EXERCISE PROMPT: Omit all pictures, then retype the data exactly as given.

DATA FOR THIS EXERCISE:
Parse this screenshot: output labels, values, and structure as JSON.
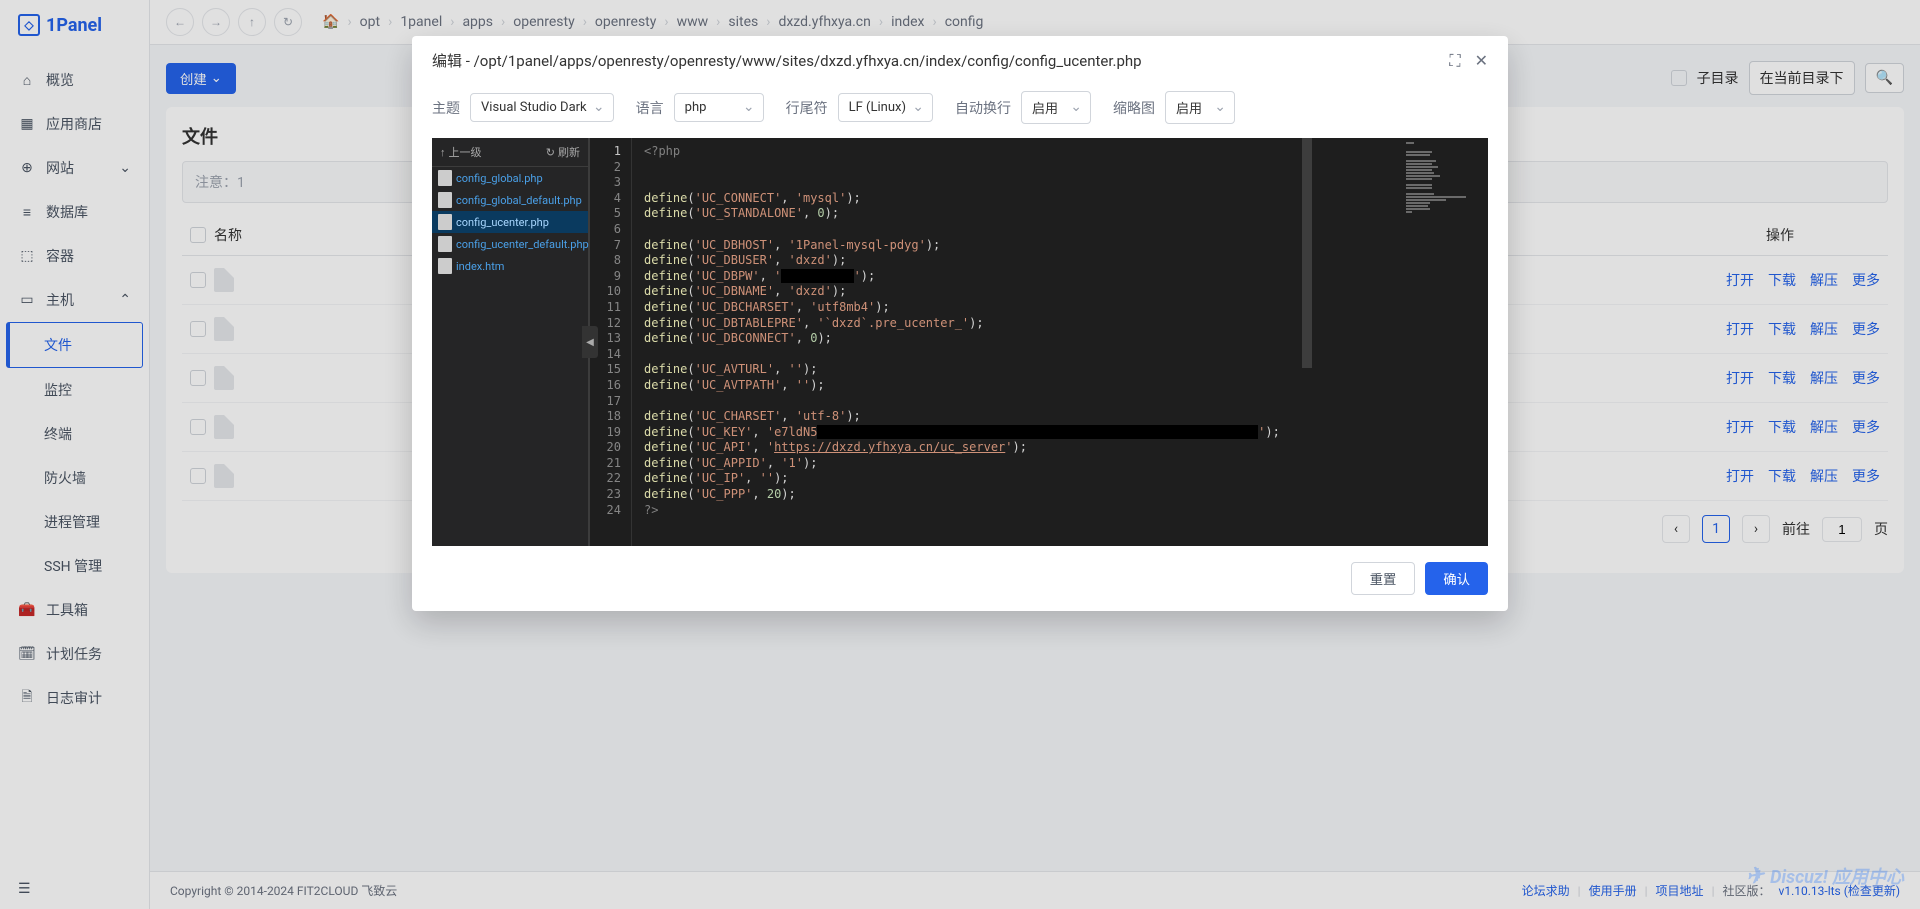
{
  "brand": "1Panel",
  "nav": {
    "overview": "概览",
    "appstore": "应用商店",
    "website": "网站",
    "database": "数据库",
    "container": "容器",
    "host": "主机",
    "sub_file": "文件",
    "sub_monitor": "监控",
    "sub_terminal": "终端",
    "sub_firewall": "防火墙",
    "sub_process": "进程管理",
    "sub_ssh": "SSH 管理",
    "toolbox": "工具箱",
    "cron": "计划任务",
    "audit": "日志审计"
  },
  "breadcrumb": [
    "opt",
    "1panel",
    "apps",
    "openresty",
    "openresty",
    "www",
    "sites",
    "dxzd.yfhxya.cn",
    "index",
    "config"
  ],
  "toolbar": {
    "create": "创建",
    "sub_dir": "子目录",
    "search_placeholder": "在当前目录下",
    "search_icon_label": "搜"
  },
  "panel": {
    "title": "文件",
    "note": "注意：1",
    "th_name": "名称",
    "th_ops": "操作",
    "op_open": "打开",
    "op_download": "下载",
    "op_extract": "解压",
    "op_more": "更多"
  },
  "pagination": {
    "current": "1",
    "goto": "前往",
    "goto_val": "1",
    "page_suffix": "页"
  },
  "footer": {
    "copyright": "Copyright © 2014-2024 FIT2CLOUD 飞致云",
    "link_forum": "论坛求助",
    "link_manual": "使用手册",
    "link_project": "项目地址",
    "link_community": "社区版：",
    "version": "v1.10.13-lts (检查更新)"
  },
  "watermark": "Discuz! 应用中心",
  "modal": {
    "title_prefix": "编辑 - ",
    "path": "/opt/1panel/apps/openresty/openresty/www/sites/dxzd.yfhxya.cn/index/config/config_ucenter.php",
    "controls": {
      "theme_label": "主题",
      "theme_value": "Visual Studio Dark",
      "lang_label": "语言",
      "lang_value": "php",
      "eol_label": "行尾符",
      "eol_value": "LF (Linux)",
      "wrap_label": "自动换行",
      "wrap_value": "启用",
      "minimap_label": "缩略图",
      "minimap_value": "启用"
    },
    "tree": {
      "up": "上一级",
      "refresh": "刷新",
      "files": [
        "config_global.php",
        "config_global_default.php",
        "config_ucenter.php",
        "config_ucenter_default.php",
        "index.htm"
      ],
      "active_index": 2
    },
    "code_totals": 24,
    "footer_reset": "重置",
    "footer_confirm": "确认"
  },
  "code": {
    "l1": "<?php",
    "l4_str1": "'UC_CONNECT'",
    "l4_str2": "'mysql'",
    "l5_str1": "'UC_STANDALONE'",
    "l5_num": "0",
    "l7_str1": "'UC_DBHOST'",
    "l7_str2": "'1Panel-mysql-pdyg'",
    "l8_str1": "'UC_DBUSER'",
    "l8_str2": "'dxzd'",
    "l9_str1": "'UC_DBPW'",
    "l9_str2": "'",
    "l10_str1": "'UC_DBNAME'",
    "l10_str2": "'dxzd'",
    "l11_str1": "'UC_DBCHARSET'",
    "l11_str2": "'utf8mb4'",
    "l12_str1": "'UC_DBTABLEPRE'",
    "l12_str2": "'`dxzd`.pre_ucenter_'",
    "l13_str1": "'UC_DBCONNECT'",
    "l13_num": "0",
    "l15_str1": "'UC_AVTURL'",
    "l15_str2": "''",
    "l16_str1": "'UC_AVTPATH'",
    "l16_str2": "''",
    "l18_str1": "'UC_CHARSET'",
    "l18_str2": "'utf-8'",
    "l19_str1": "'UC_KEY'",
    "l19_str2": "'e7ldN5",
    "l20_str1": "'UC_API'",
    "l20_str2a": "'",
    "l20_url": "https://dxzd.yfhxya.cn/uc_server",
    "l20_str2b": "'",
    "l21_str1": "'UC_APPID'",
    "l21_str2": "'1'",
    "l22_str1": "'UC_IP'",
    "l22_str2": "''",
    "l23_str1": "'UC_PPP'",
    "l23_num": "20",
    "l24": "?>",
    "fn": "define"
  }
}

YOUR SOLUTION:
Parse this screenshot: output labels, values, and structure as JSON.
{
  "brand": "1Panel",
  "nav": {
    "overview": "概览",
    "appstore": "应用商店",
    "website": "网站",
    "database": "数据库",
    "container": "容器",
    "host": "主机",
    "sub_file": "文件",
    "sub_monitor": "监控",
    "sub_terminal": "终端",
    "sub_firewall": "防火墙",
    "sub_process": "进程管理",
    "sub_ssh": "SSH 管理",
    "toolbox": "工具箱",
    "cron": "计划任务",
    "audit": "日志审计"
  },
  "breadcrumb": [
    "opt",
    "1panel",
    "apps",
    "openresty",
    "openresty",
    "www",
    "sites",
    "dxzd.yfhxya.cn",
    "index",
    "config"
  ],
  "toolbar": {
    "create": "创建",
    "sub_dir": "子目录",
    "search_placeholder": "在当前目录下",
    "search_icon_label": "搜"
  },
  "panel": {
    "title": "文件",
    "note": "注意：1",
    "th_name": "名称",
    "th_ops": "操作",
    "op_open": "打开",
    "op_download": "下载",
    "op_extract": "解压",
    "op_more": "更多"
  },
  "pagination": {
    "current": "1",
    "goto": "前往",
    "goto_val": "1",
    "page_suffix": "页"
  },
  "footer": {
    "copyright": "Copyright © 2014-2024 FIT2CLOUD 飞致云",
    "link_forum": "论坛求助",
    "link_manual": "使用手册",
    "link_project": "项目地址",
    "link_community": "社区版：",
    "version": "v1.10.13-lts (检查更新)"
  },
  "watermark": "Discuz! 应用中心",
  "modal": {
    "title_prefix": "编辑 - ",
    "path": "/opt/1panel/apps/openresty/openresty/www/sites/dxzd.yfhxya.cn/index/config/config_ucenter.php",
    "controls": {
      "theme_label": "主题",
      "theme_value": "Visual Studio Dark",
      "lang_label": "语言",
      "lang_value": "php",
      "eol_label": "行尾符",
      "eol_value": "LF (Linux)",
      "wrap_label": "自动换行",
      "wrap_value": "启用",
      "minimap_label": "缩略图",
      "minimap_value": "启用"
    },
    "tree": {
      "up": "上一级",
      "refresh": "刷新",
      "files": [
        "config_global.php",
        "config_global_default.php",
        "config_ucenter.php",
        "config_ucenter_default.php",
        "index.htm"
      ],
      "active_index": 2
    },
    "code_totals": 24,
    "footer_reset": "重置",
    "footer_confirm": "确认"
  },
  "code": {
    "l1": "<?php",
    "l4_str1": "'UC_CONNECT'",
    "l4_str2": "'mysql'",
    "l5_str1": "'UC_STANDALONE'",
    "l5_num": "0",
    "l7_str1": "'UC_DBHOST'",
    "l7_str2": "'1Panel-mysql-pdyg'",
    "l8_str1": "'UC_DBUSER'",
    "l8_str2": "'dxzd'",
    "l9_str1": "'UC_DBPW'",
    "l9_str2": "'",
    "l10_str1": "'UC_DBNAME'",
    "l10_str2": "'dxzd'",
    "l11_str1": "'UC_DBCHARSET'",
    "l11_str2": "'utf8mb4'",
    "l12_str1": "'UC_DBTABLEPRE'",
    "l12_str2": "'`dxzd`.pre_ucenter_'",
    "l13_str1": "'UC_DBCONNECT'",
    "l13_num": "0",
    "l15_str1": "'UC_AVTURL'",
    "l15_str2": "''",
    "l16_str1": "'UC_AVTPATH'",
    "l16_str2": "''",
    "l18_str1": "'UC_CHARSET'",
    "l18_str2": "'utf-8'",
    "l19_str1": "'UC_KEY'",
    "l19_str2": "'e7ldN5",
    "l20_str1": "'UC_API'",
    "l20_str2a": "'",
    "l20_url": "https://dxzd.yfhxya.cn/uc_server",
    "l20_str2b": "'",
    "l21_str1": "'UC_APPID'",
    "l21_str2": "'1'",
    "l22_str1": "'UC_IP'",
    "l22_str2": "''",
    "l23_str1": "'UC_PPP'",
    "l23_num": "20",
    "l24": "?>",
    "fn": "define"
  }
}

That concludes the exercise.